- _EXERCISE GOAL_
Among the entries below, find the lines that hold the word "reply" and report them.

- _INFORMATION PROVIDED_
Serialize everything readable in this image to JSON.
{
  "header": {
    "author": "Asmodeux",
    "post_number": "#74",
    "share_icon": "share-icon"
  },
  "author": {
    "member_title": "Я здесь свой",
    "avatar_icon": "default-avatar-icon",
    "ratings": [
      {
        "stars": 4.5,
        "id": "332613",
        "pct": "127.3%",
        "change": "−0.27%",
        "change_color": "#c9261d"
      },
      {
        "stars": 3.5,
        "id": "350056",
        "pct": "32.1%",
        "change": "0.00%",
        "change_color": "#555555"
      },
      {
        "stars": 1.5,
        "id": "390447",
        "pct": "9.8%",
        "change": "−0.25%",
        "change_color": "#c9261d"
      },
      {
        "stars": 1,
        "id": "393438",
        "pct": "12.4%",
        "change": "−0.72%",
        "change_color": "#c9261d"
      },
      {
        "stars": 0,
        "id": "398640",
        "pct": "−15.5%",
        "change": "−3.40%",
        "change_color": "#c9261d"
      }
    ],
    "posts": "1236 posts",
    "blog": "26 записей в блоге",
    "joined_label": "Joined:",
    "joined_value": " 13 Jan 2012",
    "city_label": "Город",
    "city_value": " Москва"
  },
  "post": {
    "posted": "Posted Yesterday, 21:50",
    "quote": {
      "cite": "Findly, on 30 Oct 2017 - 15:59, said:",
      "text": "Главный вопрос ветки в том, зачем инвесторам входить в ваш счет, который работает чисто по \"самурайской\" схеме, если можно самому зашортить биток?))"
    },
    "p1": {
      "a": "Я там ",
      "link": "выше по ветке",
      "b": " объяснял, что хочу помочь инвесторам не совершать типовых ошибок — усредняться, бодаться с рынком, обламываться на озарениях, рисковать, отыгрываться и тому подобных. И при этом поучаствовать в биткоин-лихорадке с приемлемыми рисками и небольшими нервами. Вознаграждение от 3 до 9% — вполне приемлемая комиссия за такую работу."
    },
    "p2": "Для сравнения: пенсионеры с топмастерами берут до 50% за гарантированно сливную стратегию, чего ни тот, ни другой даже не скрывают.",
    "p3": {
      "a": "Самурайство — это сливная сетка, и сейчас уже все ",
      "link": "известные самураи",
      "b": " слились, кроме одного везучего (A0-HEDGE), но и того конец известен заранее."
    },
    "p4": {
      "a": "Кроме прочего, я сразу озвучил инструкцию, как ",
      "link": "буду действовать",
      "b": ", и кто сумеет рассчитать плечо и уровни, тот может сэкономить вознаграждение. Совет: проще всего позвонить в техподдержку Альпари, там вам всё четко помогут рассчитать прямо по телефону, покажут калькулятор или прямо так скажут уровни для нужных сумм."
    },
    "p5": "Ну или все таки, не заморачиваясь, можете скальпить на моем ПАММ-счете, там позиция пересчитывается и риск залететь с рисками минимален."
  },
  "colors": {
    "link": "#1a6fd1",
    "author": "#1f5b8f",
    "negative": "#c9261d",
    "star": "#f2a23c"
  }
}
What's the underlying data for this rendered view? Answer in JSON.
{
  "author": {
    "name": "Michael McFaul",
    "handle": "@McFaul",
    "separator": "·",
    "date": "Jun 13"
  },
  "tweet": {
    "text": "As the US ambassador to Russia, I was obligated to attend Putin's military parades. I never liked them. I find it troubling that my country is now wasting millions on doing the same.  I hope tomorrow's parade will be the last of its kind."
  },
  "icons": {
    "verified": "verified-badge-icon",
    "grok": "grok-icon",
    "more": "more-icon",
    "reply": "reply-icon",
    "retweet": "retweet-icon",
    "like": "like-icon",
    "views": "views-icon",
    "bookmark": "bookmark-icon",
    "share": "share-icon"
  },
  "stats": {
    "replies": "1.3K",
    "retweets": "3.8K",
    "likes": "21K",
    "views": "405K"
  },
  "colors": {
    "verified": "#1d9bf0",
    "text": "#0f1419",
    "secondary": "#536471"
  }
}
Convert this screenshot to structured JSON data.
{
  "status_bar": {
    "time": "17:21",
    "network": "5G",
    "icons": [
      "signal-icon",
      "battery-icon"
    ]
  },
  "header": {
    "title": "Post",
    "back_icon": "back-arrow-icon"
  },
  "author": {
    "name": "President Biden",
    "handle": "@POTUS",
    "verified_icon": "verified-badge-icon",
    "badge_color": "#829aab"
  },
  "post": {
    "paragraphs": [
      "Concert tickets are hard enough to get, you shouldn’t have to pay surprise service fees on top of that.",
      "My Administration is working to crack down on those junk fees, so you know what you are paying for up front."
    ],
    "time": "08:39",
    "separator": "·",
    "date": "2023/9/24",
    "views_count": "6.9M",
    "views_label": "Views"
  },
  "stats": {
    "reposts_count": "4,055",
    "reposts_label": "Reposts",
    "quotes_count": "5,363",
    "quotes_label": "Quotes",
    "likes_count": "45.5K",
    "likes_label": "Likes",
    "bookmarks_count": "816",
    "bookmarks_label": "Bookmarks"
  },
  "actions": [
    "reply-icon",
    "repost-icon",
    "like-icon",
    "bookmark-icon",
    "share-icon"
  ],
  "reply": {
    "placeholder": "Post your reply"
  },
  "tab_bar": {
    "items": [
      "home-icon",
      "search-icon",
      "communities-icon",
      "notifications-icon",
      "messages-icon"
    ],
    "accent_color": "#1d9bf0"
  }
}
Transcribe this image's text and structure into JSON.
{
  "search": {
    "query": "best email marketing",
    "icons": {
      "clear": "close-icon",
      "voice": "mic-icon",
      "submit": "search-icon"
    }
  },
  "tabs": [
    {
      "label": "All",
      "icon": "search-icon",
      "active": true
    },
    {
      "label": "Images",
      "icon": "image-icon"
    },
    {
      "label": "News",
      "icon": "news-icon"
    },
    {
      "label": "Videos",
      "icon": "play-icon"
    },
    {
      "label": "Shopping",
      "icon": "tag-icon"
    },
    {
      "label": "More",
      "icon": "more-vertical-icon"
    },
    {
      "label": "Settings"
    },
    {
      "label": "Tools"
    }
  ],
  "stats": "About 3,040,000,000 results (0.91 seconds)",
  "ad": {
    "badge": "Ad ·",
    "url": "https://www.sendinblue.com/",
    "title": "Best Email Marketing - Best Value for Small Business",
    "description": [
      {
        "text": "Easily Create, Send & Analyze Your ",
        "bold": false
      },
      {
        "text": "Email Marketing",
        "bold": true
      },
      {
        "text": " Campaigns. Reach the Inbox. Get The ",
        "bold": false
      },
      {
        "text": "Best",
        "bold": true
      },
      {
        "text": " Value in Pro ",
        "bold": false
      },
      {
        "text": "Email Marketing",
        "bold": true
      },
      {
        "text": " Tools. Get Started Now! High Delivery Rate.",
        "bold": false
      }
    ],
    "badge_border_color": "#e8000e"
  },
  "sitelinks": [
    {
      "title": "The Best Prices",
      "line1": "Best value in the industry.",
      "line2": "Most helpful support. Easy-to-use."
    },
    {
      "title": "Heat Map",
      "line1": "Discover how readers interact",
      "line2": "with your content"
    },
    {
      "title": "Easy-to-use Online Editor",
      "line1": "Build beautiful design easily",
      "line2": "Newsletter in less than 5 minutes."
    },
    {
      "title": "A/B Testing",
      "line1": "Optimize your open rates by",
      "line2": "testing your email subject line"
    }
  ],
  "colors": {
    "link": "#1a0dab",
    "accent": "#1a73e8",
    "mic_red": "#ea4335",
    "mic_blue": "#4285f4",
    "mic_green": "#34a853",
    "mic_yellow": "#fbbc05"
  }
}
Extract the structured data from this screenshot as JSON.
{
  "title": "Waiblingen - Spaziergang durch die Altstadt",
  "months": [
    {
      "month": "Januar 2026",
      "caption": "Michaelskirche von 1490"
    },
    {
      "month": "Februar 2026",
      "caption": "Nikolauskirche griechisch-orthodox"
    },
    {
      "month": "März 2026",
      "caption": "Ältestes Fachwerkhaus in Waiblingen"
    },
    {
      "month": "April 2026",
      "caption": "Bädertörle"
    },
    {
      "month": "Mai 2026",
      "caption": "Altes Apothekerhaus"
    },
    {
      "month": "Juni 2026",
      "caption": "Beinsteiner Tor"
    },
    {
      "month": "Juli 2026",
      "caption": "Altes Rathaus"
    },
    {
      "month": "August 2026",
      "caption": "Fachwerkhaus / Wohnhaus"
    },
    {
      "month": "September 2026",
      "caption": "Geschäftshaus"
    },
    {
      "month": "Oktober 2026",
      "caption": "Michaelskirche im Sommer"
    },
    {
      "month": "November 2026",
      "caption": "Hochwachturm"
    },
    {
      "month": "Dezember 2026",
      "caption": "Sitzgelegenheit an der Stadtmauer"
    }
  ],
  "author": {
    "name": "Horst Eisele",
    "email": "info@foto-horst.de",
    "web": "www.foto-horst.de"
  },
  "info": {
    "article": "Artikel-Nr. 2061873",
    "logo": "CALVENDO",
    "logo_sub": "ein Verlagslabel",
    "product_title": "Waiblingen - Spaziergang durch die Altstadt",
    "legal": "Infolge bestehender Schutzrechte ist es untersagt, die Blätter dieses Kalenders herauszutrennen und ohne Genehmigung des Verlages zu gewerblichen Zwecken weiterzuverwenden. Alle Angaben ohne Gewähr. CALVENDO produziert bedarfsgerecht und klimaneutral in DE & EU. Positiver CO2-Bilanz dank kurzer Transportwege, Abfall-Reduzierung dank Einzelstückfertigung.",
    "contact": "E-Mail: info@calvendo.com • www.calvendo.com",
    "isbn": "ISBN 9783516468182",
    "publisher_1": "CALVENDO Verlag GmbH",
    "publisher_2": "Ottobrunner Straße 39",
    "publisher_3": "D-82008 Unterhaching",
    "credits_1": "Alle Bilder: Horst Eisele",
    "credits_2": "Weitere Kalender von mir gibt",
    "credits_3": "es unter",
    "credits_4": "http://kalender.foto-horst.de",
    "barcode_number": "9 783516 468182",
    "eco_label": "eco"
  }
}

- _RESULT BELOW_
    "reply": "reply-icon",
    "reply-icon",
  "reply": {
    "placeholder": "Post your reply"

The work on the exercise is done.